Directions
Where "Infrastructure" occurs in a line of the entries below, copy that line.

Stored data entries
# # # # # # #

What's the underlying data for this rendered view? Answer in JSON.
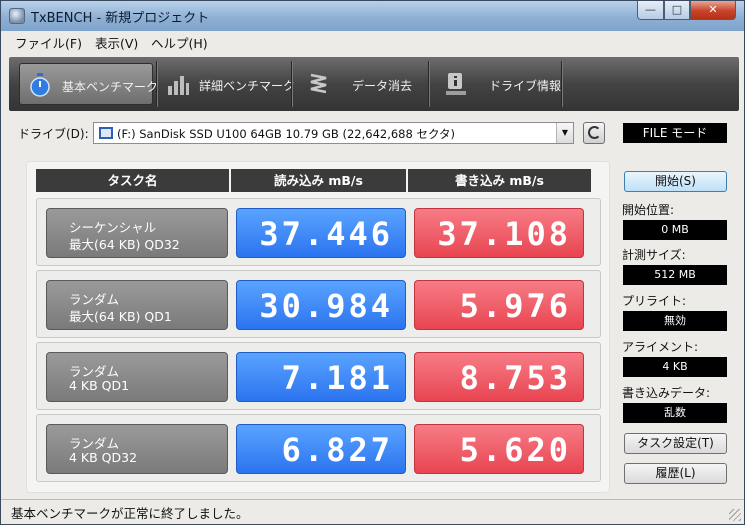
{
  "window": {
    "title": "TxBENCH - 新規プロジェクト",
    "min": "—",
    "max": "□",
    "close": "✕"
  },
  "menu": [
    "ファイル(F)",
    "表示(V)",
    "ヘルプ(H)"
  ],
  "toolbar": {
    "basic": "基本ベンチマーク",
    "detail": "詳細ベンチマーク",
    "erase": "データ消去",
    "info": "ドライブ情報"
  },
  "drive": {
    "label": "ドライブ(D):",
    "selected": "(F:) SanDisk SSD U100 64GB  10.79 GB (22,642,688 セクタ)",
    "mode": "FILE モード"
  },
  "table": {
    "headers": [
      "タスク名",
      "読み込み mB/s",
      "書き込み mB/s"
    ],
    "rows": [
      {
        "line1": "シーケンシャル",
        "line2": "最大(64 KB) QD32",
        "read": "37.446",
        "write": "37.108"
      },
      {
        "line1": "ランダム",
        "line2": "最大(64 KB) QD1",
        "read": "30.984",
        "write": "5.976"
      },
      {
        "line1": "ランダム",
        "line2": "4 KB QD1",
        "read": "7.181",
        "write": "8.753"
      },
      {
        "line1": "ランダム",
        "line2": "4 KB QD32",
        "read": "6.827",
        "write": "5.620"
      }
    ]
  },
  "side": {
    "start": "開始(S)",
    "start_pos_label": "開始位置:",
    "start_pos": "0 MB",
    "size_label": "計測サイズ:",
    "size": "512 MB",
    "preread_label": "プリライト:",
    "preread": "無効",
    "align_label": "アライメント:",
    "align": "4 KB",
    "wdata_label": "書き込みデータ:",
    "wdata": "乱数",
    "task_settings": "タスク設定(T)",
    "history": "履歴(L)"
  },
  "status": "基本ベンチマークが正常に終了しました。"
}
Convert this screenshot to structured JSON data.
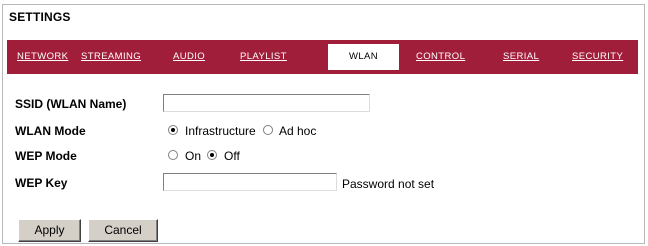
{
  "page": {
    "title": "SETTINGS"
  },
  "tabs": [
    {
      "label": "NETWORK",
      "active": false
    },
    {
      "label": "STREAMING",
      "active": false
    },
    {
      "label": "AUDIO",
      "active": false
    },
    {
      "label": "PLAYLIST",
      "active": false
    },
    {
      "label": "WLAN",
      "active": true
    },
    {
      "label": "CONTROL",
      "active": false
    },
    {
      "label": "SERIAL",
      "active": false
    },
    {
      "label": "SECURITY",
      "active": false
    }
  ],
  "form": {
    "ssid": {
      "label": "SSID (WLAN Name)",
      "value": ""
    },
    "wlan_mode": {
      "label": "WLAN Mode",
      "options": [
        "Infrastructure",
        "Ad hoc"
      ],
      "selected": "Infrastructure"
    },
    "wep_mode": {
      "label": "WEP Mode",
      "options": [
        "On",
        "Off"
      ],
      "selected": "Off"
    },
    "wep_key": {
      "label": "WEP Key",
      "value": "",
      "status": "Password not set"
    }
  },
  "buttons": {
    "apply": "Apply",
    "cancel": "Cancel"
  },
  "colors": {
    "tab_bar": "#a11e3a",
    "tab_text": "#ffffff",
    "button_face": "#d4d0c8"
  }
}
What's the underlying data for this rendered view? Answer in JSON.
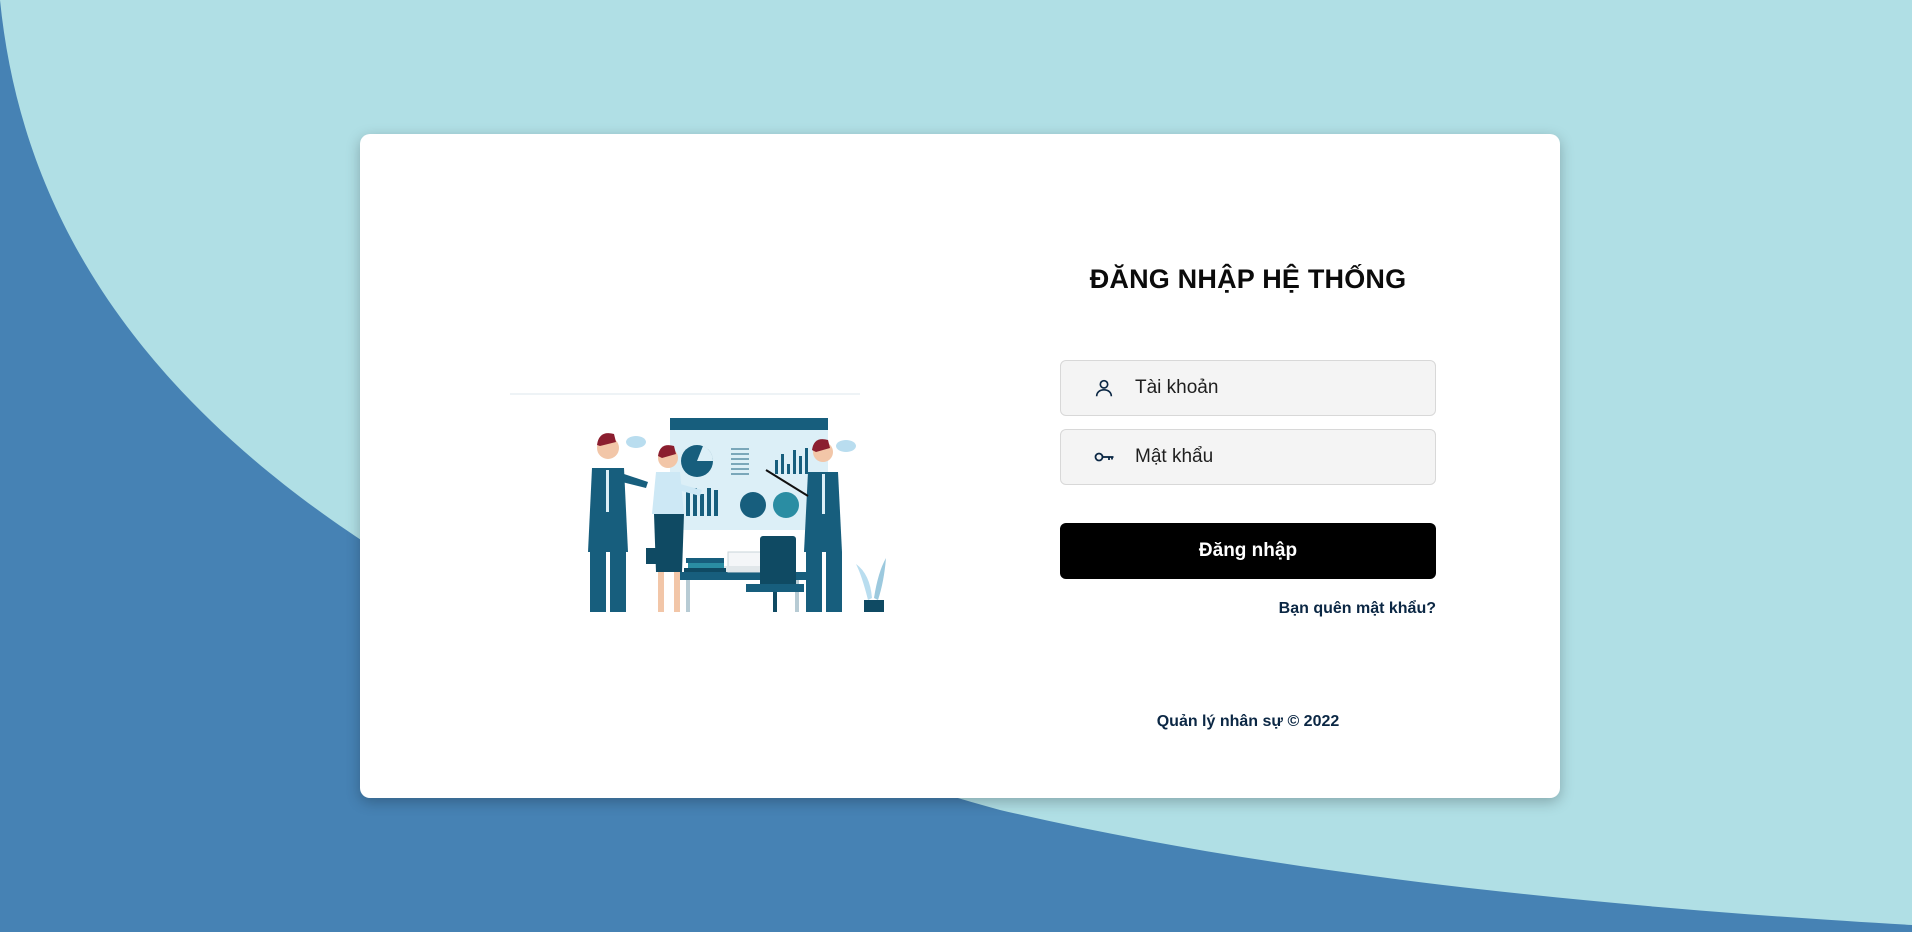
{
  "colors": {
    "background_light": "#b0dfe5",
    "background_dark": "#4682b4",
    "card": "#ffffff",
    "button": "#000000",
    "link": "#0b2744"
  },
  "login": {
    "title": "ĐĂNG NHẬP HỆ THỐNG",
    "username": {
      "placeholder": "Tài khoản",
      "value": "",
      "icon": "user-icon"
    },
    "password": {
      "placeholder": "Mật khẩu",
      "value": "",
      "icon": "key-icon"
    },
    "submit_label": "Đăng nhập",
    "forgot_label": "Bạn quên mật khẩu?"
  },
  "footer": {
    "text": "Quản lý nhân sự © 2022"
  },
  "illustration": {
    "icon": "business-meeting-illustration"
  }
}
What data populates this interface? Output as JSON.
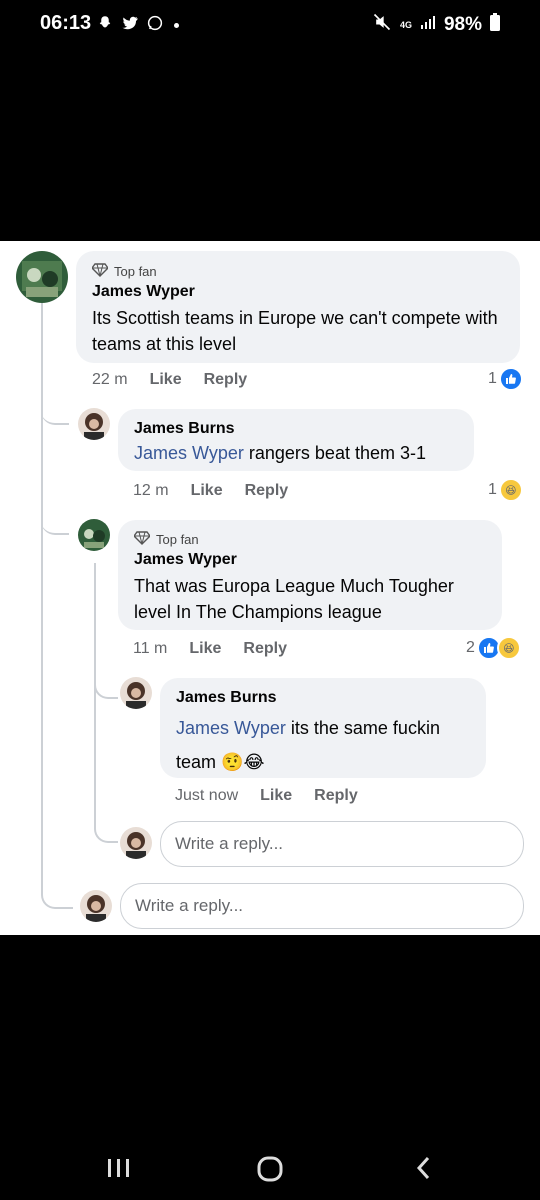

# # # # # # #

Output below
        "Infrastructure",
      "selected": "Infrastructure"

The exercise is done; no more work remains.